Meanwhile, in Nigeria, news of a “railway to nowhere” that links Abuja and its airport has emerged. The state of the railway was summarized as a “line [that] basically avoided where people are, where people live, where people go.” Similarly, a report highlighted that the Lagos-Ibadan railway line has failed to produce positive economic spillovers because it is poorly connected to the existing inland industrial bases, which shows the lack of complementary development policies.
These three cases have a common feature: the lack of inclusive institutions. Large portions of their respective societies are excluded from the decision-making and implementation. Here, BRI projects depend heavily on a top-down elitist approach. There is little public involvement and consultation, which results in infrastructure projects that are not well-informed, inclusive, sustainable, or aligned with society’s actual needs and aspirations. Such projects fail to take a bigger picture view by accounting for how they will fit into a larger development strategy. As CPEC’s Long Term Plan (2017-2030) showed, there is little input from local leaders, businesses or civil society, which results in suboptimal social and economic outcomes.
Furthermore, local capacity-building needs to be enhanced by ensuring that BRI projects strengthen forward and backward linkages in the domestic economy. Through inclusive institutions, all economic actors, particularly the private sector, have an equal opportunity to actively participate in BRI projects through an active and open bidding process. Yet, it is widely known that most contracts are secretly negotiated bilaterally without any competitive bidding process. In Nigeria, critics allege that “all the contracts with the Chinese don’t go through public procurement law.” This was also seen in Pakistan, where the World Bank noted that “procurement was restricted to a limited number of Chinese contractors. We know that nominated contractors influenced the bidding process.”

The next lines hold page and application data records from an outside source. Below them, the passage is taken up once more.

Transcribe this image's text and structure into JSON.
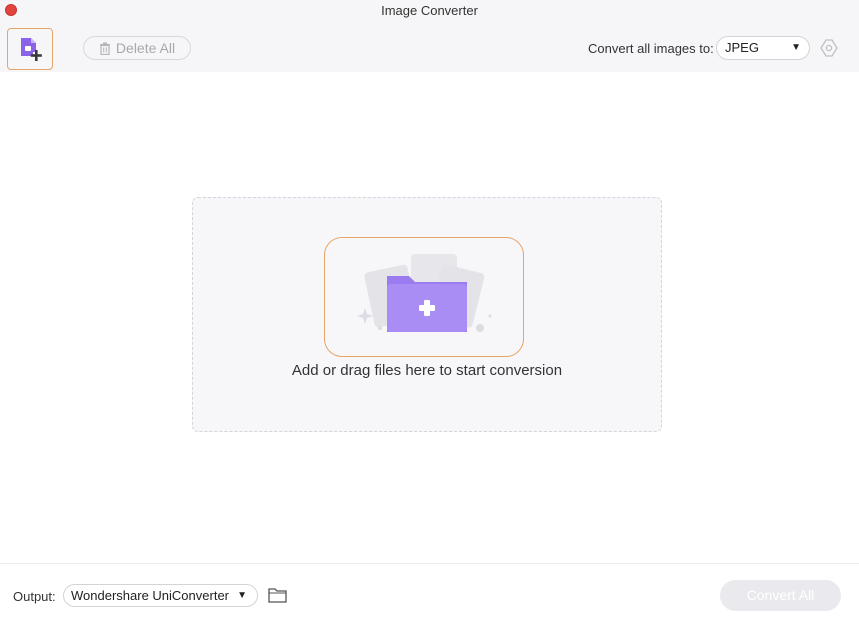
{
  "window": {
    "title": "Image Converter"
  },
  "toolbar": {
    "add_files_icon": "add-file-icon",
    "delete_all_label": "Delete All",
    "convert_label": "Convert all images to:",
    "format_value": "JPEG",
    "settings_icon": "settings-icon"
  },
  "dropzone": {
    "prompt": "Add or drag files here to start conversion",
    "icon": "folder-plus-icon",
    "accent_color": "#e8a567",
    "folder_color": "#9b7cf0"
  },
  "footer": {
    "output_label": "Output:",
    "output_value": "Wondershare UniConverter",
    "folder_icon": "folder-icon",
    "convert_all_label": "Convert All"
  }
}
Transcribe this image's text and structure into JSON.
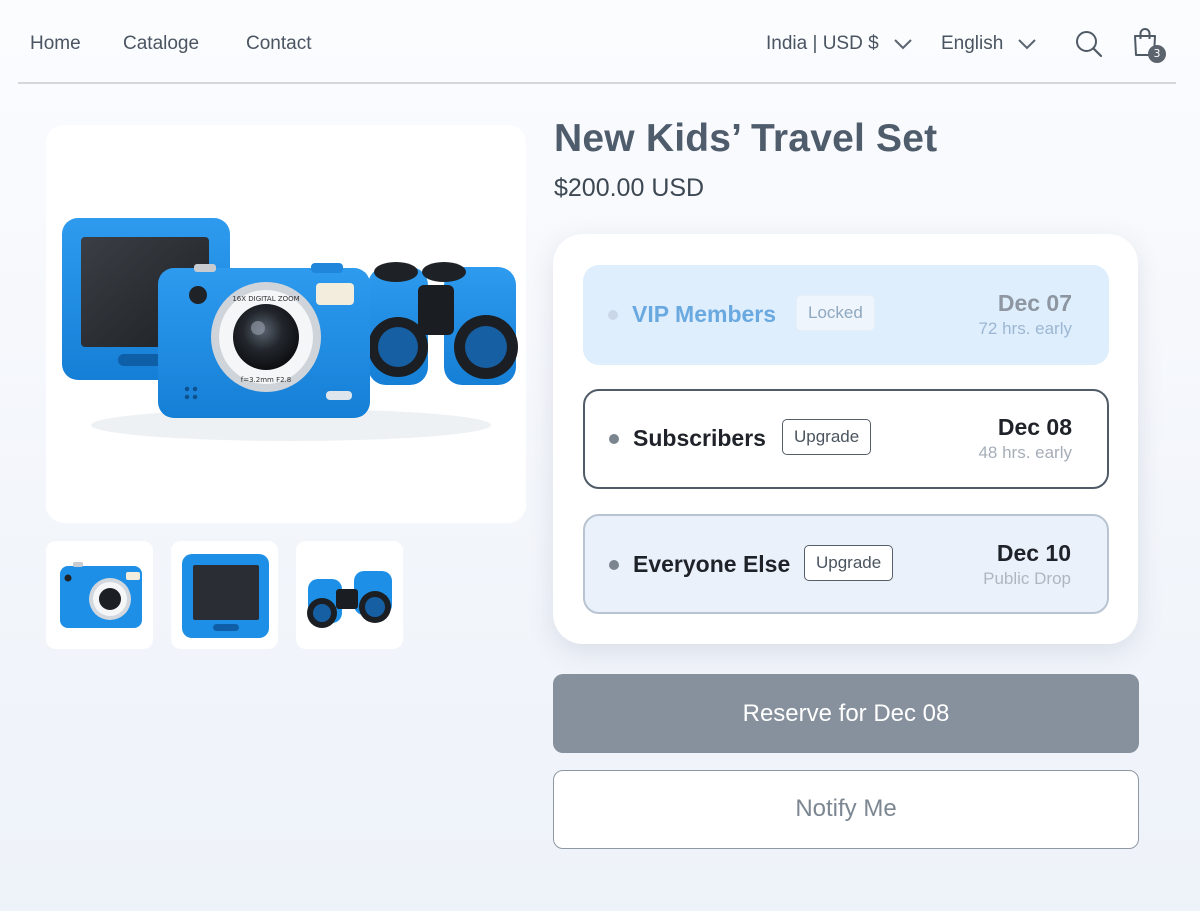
{
  "nav": {
    "links": [
      "Home",
      "Cataloge",
      "Contact"
    ],
    "region": "India | USD $",
    "language": "English",
    "cart_count": "3"
  },
  "product": {
    "title": "New Kids’ Travel Set",
    "price": "$200.00 USD",
    "lens_text_top": "16X DIGITAL ZOOM",
    "lens_text_bottom": "f=3.2mm  F2.8"
  },
  "tiers": [
    {
      "name": "VIP Members",
      "tag": "Locked",
      "date": "Dec 07",
      "note": "72 hrs. early"
    },
    {
      "name": "Subscribers",
      "tag": "Upgrade",
      "date": "Dec 08",
      "note": "48 hrs. early"
    },
    {
      "name": "Everyone Else",
      "tag": "Upgrade",
      "date": "Dec 10",
      "note": "Public Drop"
    }
  ],
  "actions": {
    "reserve_label": "Reserve for Dec 08",
    "notify_label": "Notify Me"
  },
  "colors": {
    "accent_blue": "#1e8fe6",
    "reserve_button": "#86919d",
    "vip_tier_bg": "#deeefd"
  }
}
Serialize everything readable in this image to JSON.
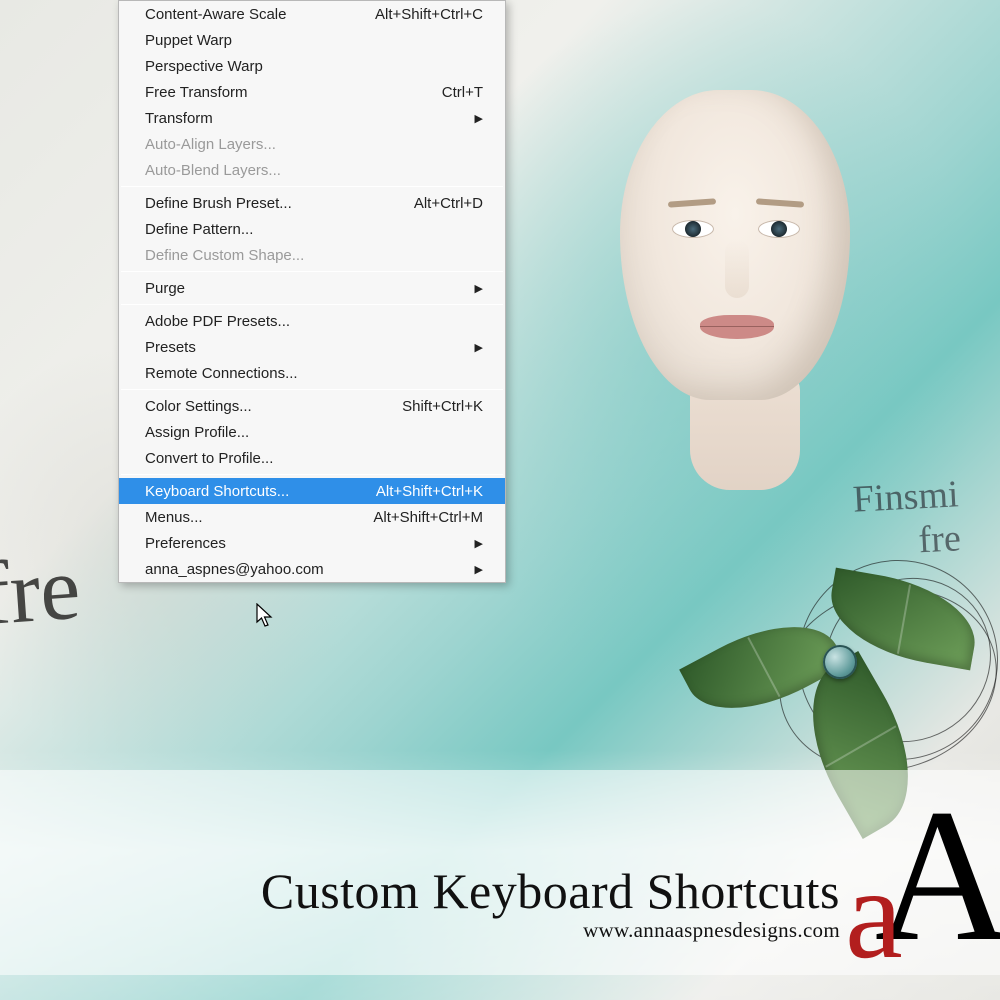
{
  "menu": {
    "groups": [
      [
        {
          "label": "Content-Aware Scale",
          "shortcut": "Alt+Shift+Ctrl+C",
          "submenu": false,
          "disabled": false
        },
        {
          "label": "Puppet Warp",
          "shortcut": "",
          "submenu": false,
          "disabled": false
        },
        {
          "label": "Perspective Warp",
          "shortcut": "",
          "submenu": false,
          "disabled": false
        },
        {
          "label": "Free Transform",
          "shortcut": "Ctrl+T",
          "submenu": false,
          "disabled": false
        },
        {
          "label": "Transform",
          "shortcut": "",
          "submenu": true,
          "disabled": false
        },
        {
          "label": "Auto-Align Layers...",
          "shortcut": "",
          "submenu": false,
          "disabled": true
        },
        {
          "label": "Auto-Blend Layers...",
          "shortcut": "",
          "submenu": false,
          "disabled": true
        }
      ],
      [
        {
          "label": "Define Brush Preset...",
          "shortcut": "Alt+Ctrl+D",
          "submenu": false,
          "disabled": false
        },
        {
          "label": "Define Pattern...",
          "shortcut": "",
          "submenu": false,
          "disabled": false
        },
        {
          "label": "Define Custom Shape...",
          "shortcut": "",
          "submenu": false,
          "disabled": true
        }
      ],
      [
        {
          "label": "Purge",
          "shortcut": "",
          "submenu": true,
          "disabled": false
        }
      ],
      [
        {
          "label": "Adobe PDF Presets...",
          "shortcut": "",
          "submenu": false,
          "disabled": false
        },
        {
          "label": "Presets",
          "shortcut": "",
          "submenu": true,
          "disabled": false
        },
        {
          "label": "Remote Connections...",
          "shortcut": "",
          "submenu": false,
          "disabled": false
        }
      ],
      [
        {
          "label": "Color Settings...",
          "shortcut": "Shift+Ctrl+K",
          "submenu": false,
          "disabled": false
        },
        {
          "label": "Assign Profile...",
          "shortcut": "",
          "submenu": false,
          "disabled": false
        },
        {
          "label": "Convert to Profile...",
          "shortcut": "",
          "submenu": false,
          "disabled": false
        }
      ],
      [
        {
          "label": "Keyboard Shortcuts...",
          "shortcut": "Alt+Shift+Ctrl+K",
          "submenu": false,
          "disabled": false,
          "selected": true
        },
        {
          "label": "Menus...",
          "shortcut": "Alt+Shift+Ctrl+M",
          "submenu": false,
          "disabled": false
        },
        {
          "label": "Preferences",
          "shortcut": "",
          "submenu": true,
          "disabled": false
        },
        {
          "label": "anna_aspnes@yahoo.com",
          "shortcut": "",
          "submenu": true,
          "disabled": false
        }
      ]
    ]
  },
  "title": {
    "main": "Custom Keyboard Shortcuts",
    "url": "www.annaaspnesdesigns.com"
  },
  "logo": {
    "small": "a",
    "large": "A"
  },
  "decor": {
    "script_left": "fre",
    "script_right": "Finsmi\nfre"
  }
}
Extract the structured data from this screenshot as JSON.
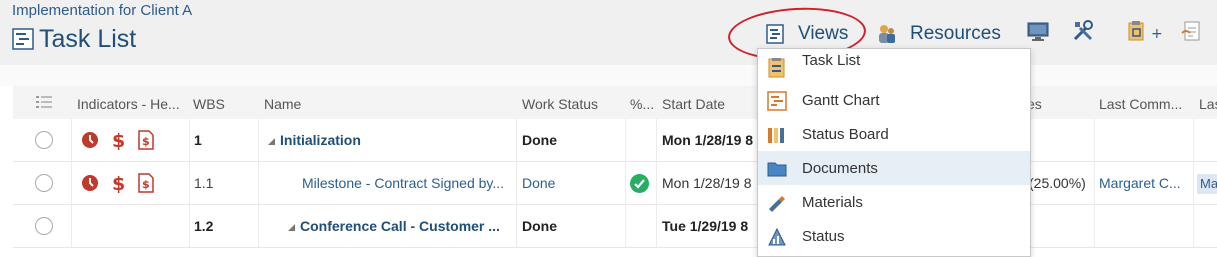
{
  "header": {
    "project_name": "Implementation for Client A",
    "page_title": "Task List"
  },
  "toolbar": {
    "views_label": "Views",
    "resources_label": "Resources"
  },
  "grid": {
    "columns": [
      "Indicators - He...",
      "WBS",
      "Name",
      "Work Status",
      "%...",
      "Start Date",
      "es",
      "Last Comm...",
      "Las"
    ],
    "rows": [
      {
        "wbs": "1",
        "name": "Initialization",
        "work_status": "Done",
        "start_date": "Mon 1/28/19 8",
        "extra": "",
        "last_comment": "",
        "last": ""
      },
      {
        "wbs": "1.1",
        "name": "Milestone - Contract Signed by...",
        "work_status": "Done",
        "start_date": "Mon 1/28/19 8",
        "extra": "(25.00%)",
        "last_comment": "Margaret C...",
        "last": "Ma"
      },
      {
        "wbs": "1.2",
        "name": "Conference Call -  Customer ...",
        "work_status": "Done",
        "start_date": "Tue 1/29/19 8",
        "extra": "",
        "last_comment": "",
        "last": ""
      }
    ]
  },
  "views_menu": {
    "items": [
      {
        "label": "Task List"
      },
      {
        "label": "Gantt Chart"
      },
      {
        "label": "Status Board"
      },
      {
        "label": "Documents"
      },
      {
        "label": "Materials"
      },
      {
        "label": "Status"
      }
    ]
  },
  "colors": {
    "accent": "#1f4e79",
    "link": "#2c5f8f",
    "indicator_red": "#c0392b",
    "check_green": "#27ae60",
    "highlight_oval": "#d21f2a"
  },
  "icons": [
    "task-list-icon",
    "views-icon",
    "resources-icon",
    "monitor-icon",
    "tools-icon",
    "clipboard-add-icon",
    "document-link-icon",
    "clock-icon",
    "dollar-icon",
    "document-dollar-icon",
    "column-chooser-icon",
    "gantt-chart-icon",
    "status-board-icon",
    "folder-icon",
    "materials-icon",
    "status-icon",
    "check-icon"
  ]
}
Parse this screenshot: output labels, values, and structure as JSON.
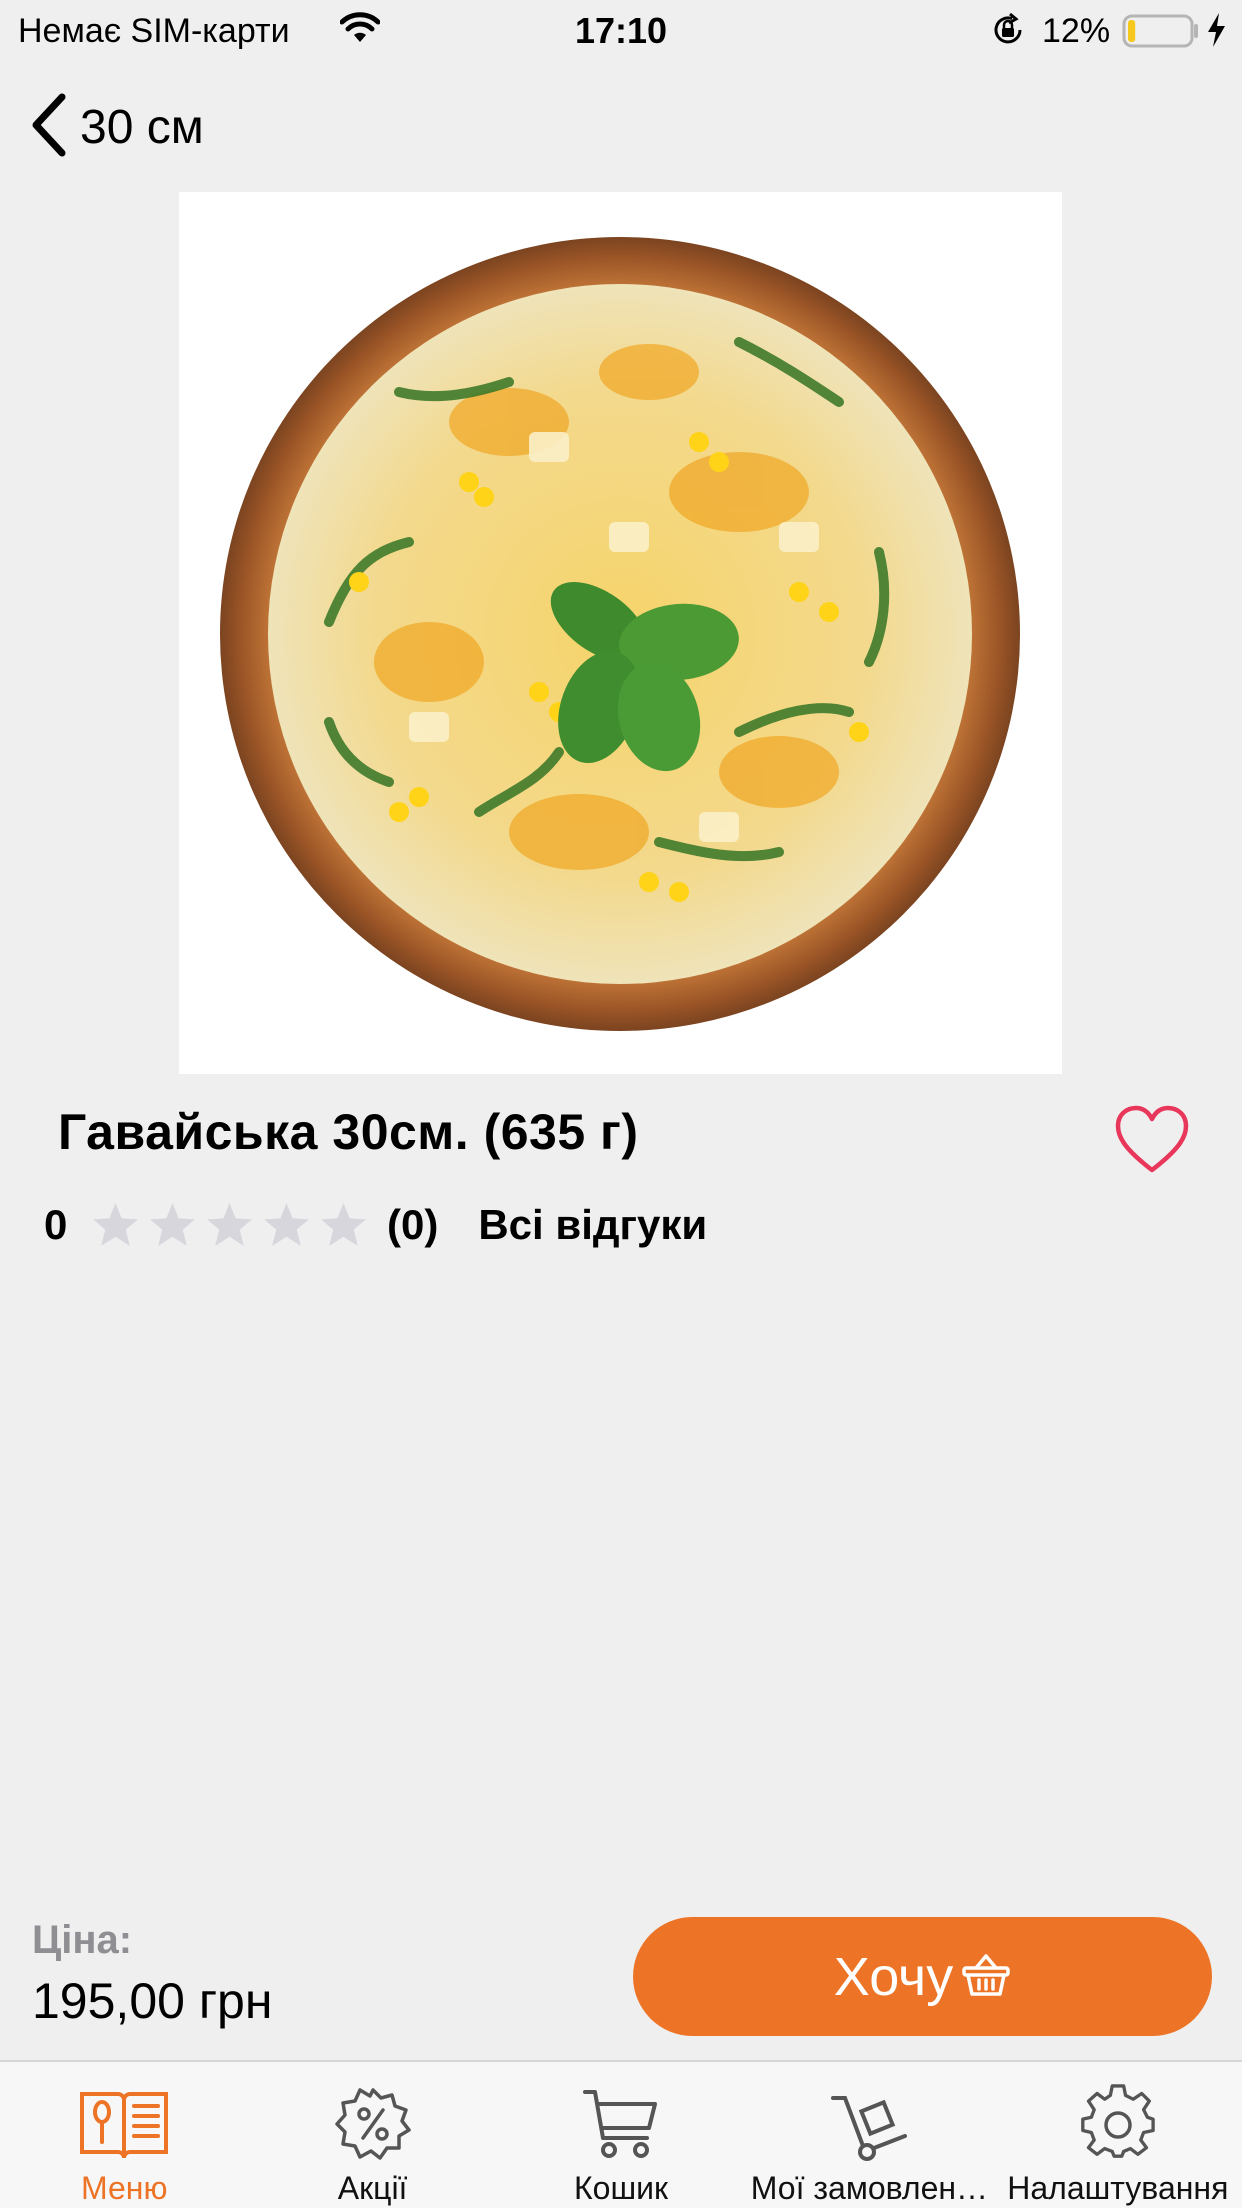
{
  "status_bar": {
    "carrier": "Немає SIM-карти",
    "time": "17:10",
    "battery_percent": "12%",
    "battery_level": 0.12
  },
  "nav": {
    "back_label": "30 см"
  },
  "product": {
    "title": "Гавайська 30см. (635 г)",
    "rating_value": "0",
    "stars_filled": 0,
    "stars_total": 5,
    "rating_count": "(0)",
    "all_reviews_label": "Всі відгуки",
    "favorite": false
  },
  "price": {
    "label": "Ціна:",
    "value": "195,00 грн"
  },
  "cta": {
    "label": "Хочу"
  },
  "tab_bar": {
    "items": [
      {
        "label": "Меню",
        "icon": "menu-book-icon",
        "active": true
      },
      {
        "label": "Акції",
        "icon": "discount-gear-icon",
        "active": false
      },
      {
        "label": "Кошик",
        "icon": "cart-icon",
        "active": false
      },
      {
        "label": "Мої замовлен…",
        "icon": "hand-truck-icon",
        "active": false
      },
      {
        "label": "Налаштування",
        "icon": "settings-gear-icon",
        "active": false
      }
    ]
  },
  "colors": {
    "accent": "#ed7426",
    "heart": "#e8375a",
    "star_empty": "#d6d6dc",
    "background": "#efeff0"
  }
}
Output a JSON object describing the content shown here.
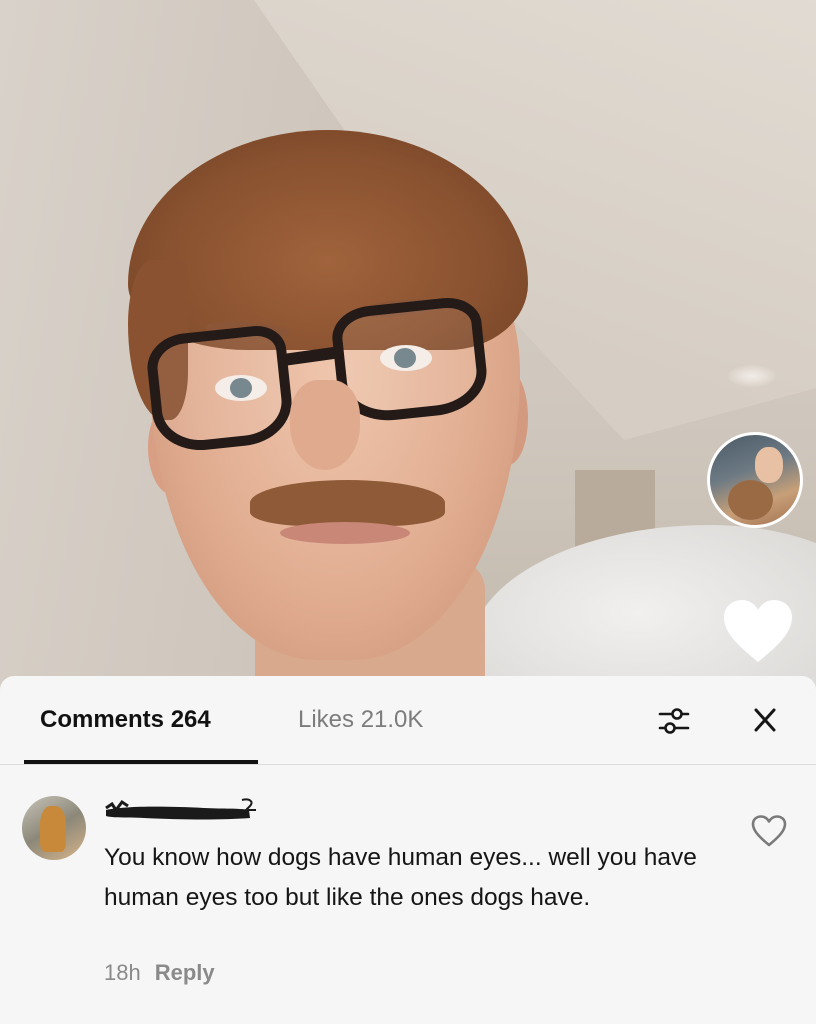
{
  "sheet": {
    "tabs": {
      "comments_label": "Comments 264",
      "likes_label": "Likes 21.0K"
    },
    "icons": {
      "filter": "sliders-icon",
      "close": "close-icon"
    }
  },
  "comment": {
    "username": "",
    "text": "You know how dogs have human eyes... well you have human eyes too but like the ones dogs have.",
    "time": "18h",
    "reply_label": "Reply"
  },
  "colors": {
    "sheet_bg": "#f6f6f6",
    "tab_active": "#121212",
    "tab_inactive": "#7c7c7c",
    "meta": "#8a8a8a"
  }
}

In such cases, Chinese companies, materials, and technology dominate, thus reducing the spillover benefits the recipient country can experience. This was the case in Nigeria, where there was a lack of local content requirements, which has left indigenous construction companies and suppliers out of BRI projects to the detriment of strengthening local capacity. Meanwhile, in CPEC projects, local economic actors have voiced their frustrations as they are left out of playing an active part in infrastructure projects.
China has also felt the consequences of extractive institutions in regard to the reputational damages that arise from failed BRI projects. One can look at the widely referenced “debt trap” narrative, which, while disproved, has been the main narrative against the BRI. This has seen China’s global image take a hit. As an Economist article posited, “The BRI was meant in part to demonstrate China’s essential benevolence. In that respect, it has not worked.”
Strengthening the connection between BRI projects and beneficial socioeconomic development will require China to not only fix the internal workings of the BRI but also advocate for strong institutional frameworks and complementary development policies. However, this goes against its philosophy of non-interference and “no strings attached” funding, which in practice sustain extractive institutions in recipient countries. Until China changes its approach, the BRI is set to become more politicized by local elites to elevate their political legitimacy rather than promoting inclusive socioeconomic development.